"We know that we have history," she said, "and some of it's not that historic."
Holton did manage some points on oversight, explaining that most of what Portland officers would be doing wouldn't be classified and that their supervisors also could receive clearance if they desired—and that officials like the mayor and police chief could sign nondisclosure agreements to learn sensitive info on a need to know basis.
He also stressed that a new JTTF agreement wouldn't have to look like the old one—so long as it achieves his goal of speeding up investigations (more hands assembling the puzzle pieces) and easing communication barriers (knocking down divider walls). He said it would be fine if the city negotiated provisions that explicitly ban officers from violating state law and require those slights to be reported to city officials. Or, he says, if there's anything legally dubious about whether an officer is asked to do, then that officer wouldn't be allowed to do it.
"I have no problem with that," he said. (Of course, that would require everyone actually minding the law, which, at least nationally, has been an issue in the first place.)
Balazon, following Holton, summed things up this way: If Portland rejoins, "Perfect. Then we'll have a much stronger team." If not? "Perfect. We will continue to operate the way we've been operating, and we'll continue to share information with the of Portland whenever the city has a need to know that information. That's what what we did in the most recent case [in Pioneer Courthouse Square]."
As I've said, it's a tough line, balancing what they see as an urgent need for Portland to rejoin with not coming off as trying to scare the bejeesus out of everyone.
Portland Copwatch's Dan Handelman wasn't buying it. "This thing that didn't happen down in Pioneer Square was all about making us afraid and making us rejoin the JTTF."
Attorney Steve Goldberg handed Balazon's sentiments back to him: "Would events have unfolded differently?

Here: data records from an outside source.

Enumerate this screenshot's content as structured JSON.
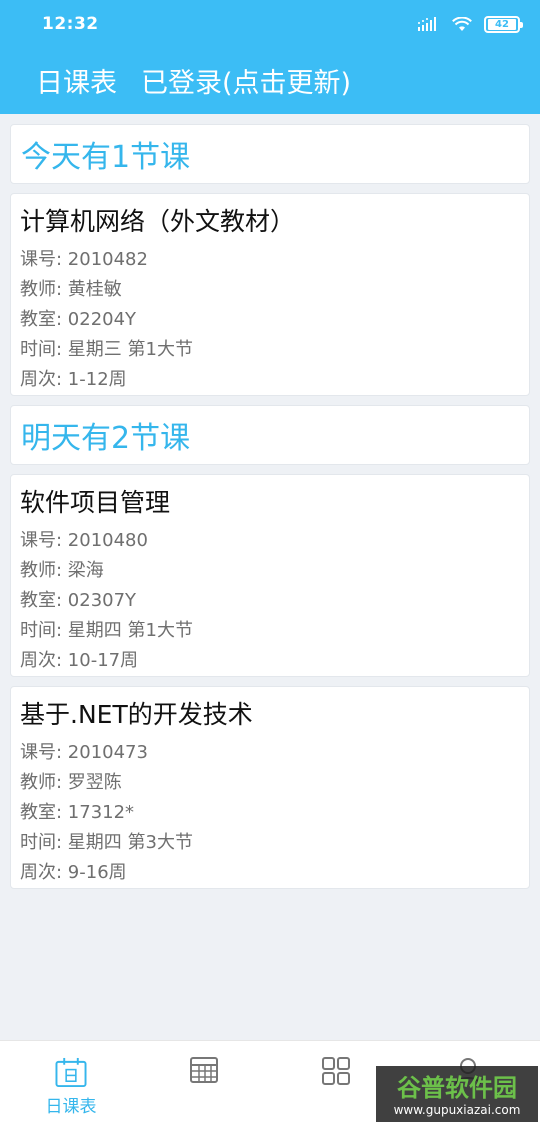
{
  "status_bar": {
    "time": "12:32",
    "battery": "42",
    "icons": [
      "signal-icon",
      "wifi-icon",
      "battery-icon"
    ]
  },
  "header": {
    "title": "日课表",
    "login_status": "已登录(点击更新)",
    "color": "#3cbdf5"
  },
  "sections": [
    {
      "title": "今天有1节课",
      "courses": [
        {
          "name": "计算机网络（外文教材）",
          "rows": [
            {
              "k": "课号",
              "v": "2010482"
            },
            {
              "k": "教师",
              "v": "黄桂敏"
            },
            {
              "k": "教室",
              "v": "02204Y"
            },
            {
              "k": "时间",
              "v": "星期三 第1大节"
            },
            {
              "k": "周次",
              "v": "1-12周"
            }
          ]
        }
      ]
    },
    {
      "title": "明天有2节课",
      "courses": [
        {
          "name": "软件项目管理",
          "rows": [
            {
              "k": "课号",
              "v": "2010480"
            },
            {
              "k": "教师",
              "v": "梁海"
            },
            {
              "k": "教室",
              "v": "02307Y"
            },
            {
              "k": "时间",
              "v": "星期四 第1大节"
            },
            {
              "k": "周次",
              "v": "10-17周"
            }
          ]
        },
        {
          "name": "基于.NET的开发技术",
          "rows": [
            {
              "k": "课号",
              "v": "2010473"
            },
            {
              "k": "教师",
              "v": "罗翌陈"
            },
            {
              "k": "教室",
              "v": "17312*"
            },
            {
              "k": "时间",
              "v": "星期四 第3大节"
            },
            {
              "k": "周次",
              "v": "9-16周"
            }
          ]
        }
      ]
    }
  ],
  "bottom_nav": {
    "active_label": "日课表",
    "items": [
      "calendar-day-icon",
      "table-grid-icon",
      "apps-grid-icon",
      "user-icon"
    ]
  },
  "watermark": {
    "brand": "谷普软件园",
    "url": "www.gupuxiazai.com"
  },
  "accent_color": "#35b6ec"
}
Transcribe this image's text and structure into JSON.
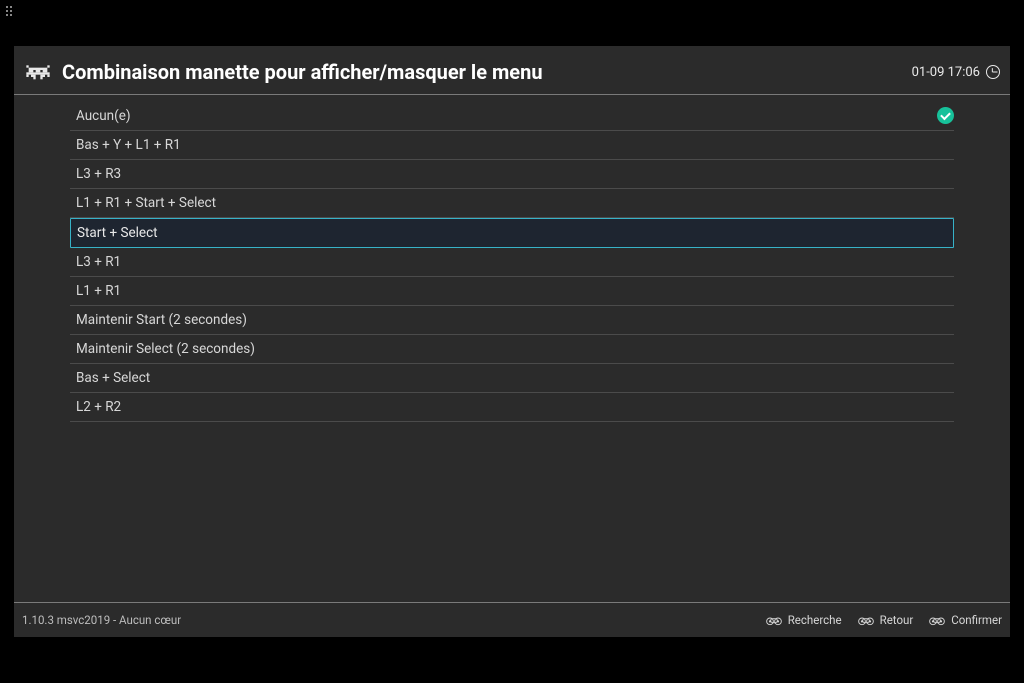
{
  "header": {
    "title": "Combinaison manette pour afficher/masquer le menu",
    "datetime": "01-09 17:06"
  },
  "options": [
    {
      "label": "Aucun(e)",
      "checked": true,
      "selected": false
    },
    {
      "label": "Bas + Y + L1 + R1",
      "checked": false,
      "selected": false
    },
    {
      "label": "L3 + R3",
      "checked": false,
      "selected": false
    },
    {
      "label": "L1 + R1 + Start + Select",
      "checked": false,
      "selected": false
    },
    {
      "label": "Start + Select",
      "checked": false,
      "selected": true
    },
    {
      "label": "L3 + R1",
      "checked": false,
      "selected": false
    },
    {
      "label": "L1 + R1",
      "checked": false,
      "selected": false
    },
    {
      "label": "Maintenir Start (2 secondes)",
      "checked": false,
      "selected": false
    },
    {
      "label": "Maintenir Select (2 secondes)",
      "checked": false,
      "selected": false
    },
    {
      "label": "Bas + Select",
      "checked": false,
      "selected": false
    },
    {
      "label": "L2 + R2",
      "checked": false,
      "selected": false
    }
  ],
  "footer": {
    "version": "1.10.3 msvc2019 - Aucun cœur",
    "search": "Recherche",
    "back": "Retour",
    "confirm": "Confirmer"
  }
}
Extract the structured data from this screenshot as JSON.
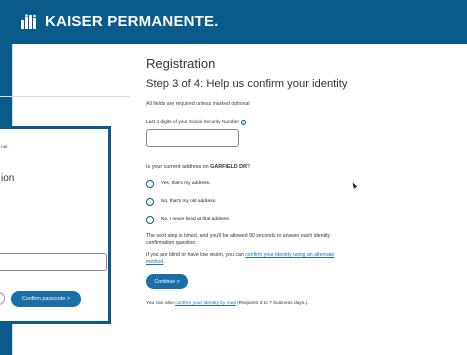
{
  "header": {
    "brand": "KAISER PERMANENTE.",
    "bg_color": "#0a5a8c"
  },
  "main": {
    "title": "Registration",
    "step": "Step 3 of 4: Help us confirm your identity",
    "required_note": "All fields are required unless marked optional",
    "ssn_label": "Last 4 digits of your Social Security Number",
    "ssn_value": "",
    "address_question_prefix": "Is your current address on ",
    "address_street": "GARFIELD DR",
    "address_question_suffix": "?",
    "options": [
      {
        "label": "Yes, that's my address."
      },
      {
        "label": "No, that's my old address."
      },
      {
        "label": "No, I never lived at that address."
      }
    ],
    "timed_note": "The next step is timed, and you'll be allowed 90 seconds to answer each identity confirmation question.",
    "low_vision_prefix": "If you are blind or have low vision, you can ",
    "low_vision_link": "confirm your identity using an alternate method",
    "low_vision_suffix": ".",
    "continue_label": "Continue >",
    "mail_prefix": "You can also ",
    "mail_link": "confirm your identity by mail",
    "mail_suffix": " (Requires 3 to 7 business days.)."
  },
  "overlay": {
    "text_line": "nal.",
    "heading_fragment": "ion",
    "input_value": "",
    "button_label": "Confirm passcode >"
  },
  "colors": {
    "accent": "#0a5a8c",
    "button": "#1a6fa8",
    "link": "#1a73b5"
  }
}
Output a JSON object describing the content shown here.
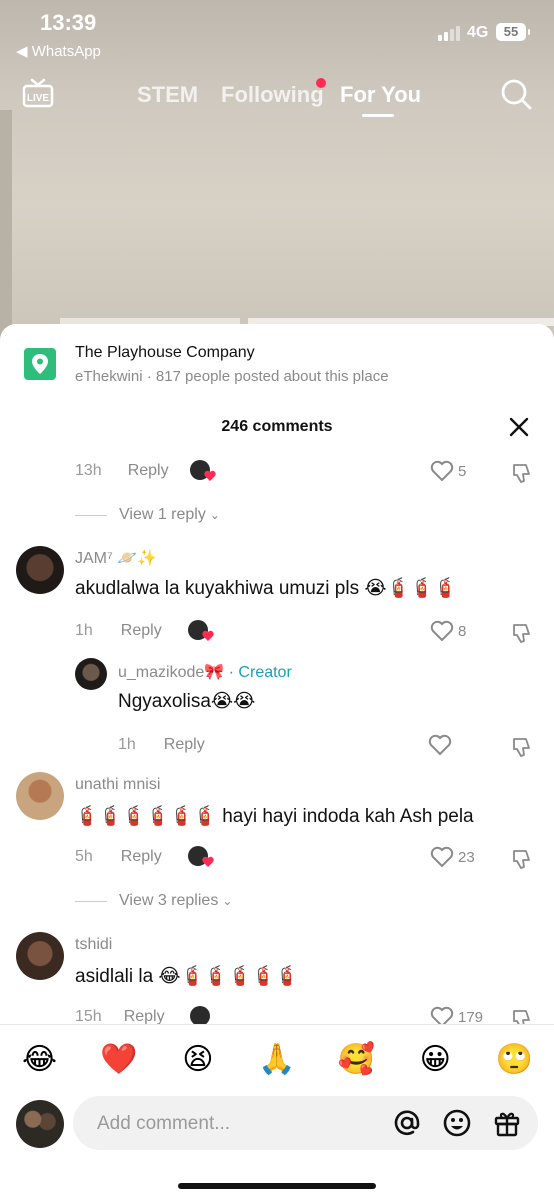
{
  "status": {
    "time": "13:39",
    "back_app": "◀ WhatsApp",
    "network": "4G",
    "battery": "55"
  },
  "topnav": {
    "tabs": [
      {
        "label": "STEM"
      },
      {
        "label": "Following"
      },
      {
        "label": "For You"
      }
    ],
    "live_label": "LIVE"
  },
  "place": {
    "name": "The Playhouse Company",
    "subtitle": "eThekwini · 817 people posted about this place"
  },
  "comments_title": "246 comments",
  "comments": [
    {
      "time": "13h",
      "reply": "Reply",
      "likes": "5",
      "view_replies": "View 1 reply"
    },
    {
      "user": "JAM⁷ 🪐✨",
      "text": "akudlalwa la kuyakhiwa umuzi pls 😭🧯🧯🧯",
      "time": "1h",
      "reply": "Reply",
      "likes": "8",
      "reply_comment": {
        "user": "u_mazikode🎀",
        "badge": "· Creator",
        "text": "Ngyaxolisa😭😭",
        "time": "1h",
        "reply": "Reply"
      }
    },
    {
      "user": "unathi mnisi",
      "text": "🧯🧯🧯🧯🧯🧯 hayi hayi indoda kah Ash pela",
      "time": "5h",
      "reply": "Reply",
      "likes": "23",
      "view_replies": "View 3 replies"
    },
    {
      "user": "tshidi",
      "text": "asidlali la 😂🧯🧯🧯🧯🧯",
      "time": "15h",
      "reply": "Reply",
      "likes": "179"
    }
  ],
  "emoji_bar": [
    "😂",
    "❤️",
    "😫",
    "🙏",
    "🥰",
    "😀",
    "🙄"
  ],
  "compose": {
    "placeholder": "Add comment..."
  },
  "colors": {
    "accent": "#fe2c55",
    "creator": "#1a9fb8",
    "place_icon": "#2ebd7a"
  }
}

Probably not." And, he said, although the Obama administration might not have approved warrantless wiretaps, they're still defending them in court.
"It's the Obama administration that took up the torch to fight that case," he said. "The idea that things have changed under any particular administration... don't be naive."
Commissioners, who eventually will be asked to make a recommendation to the city council on the matter, also appeared skeptical.
Said one commissioner, "I'm not afraid I'm going to blow up tomorrow, because there's nothing I can do about it. But I am afraid about losing my rights, my freedom, and my country. There's an insidious piece of this that makes me say 'don't do that, don't do that.' It is simply what most human beings do when they're frightened."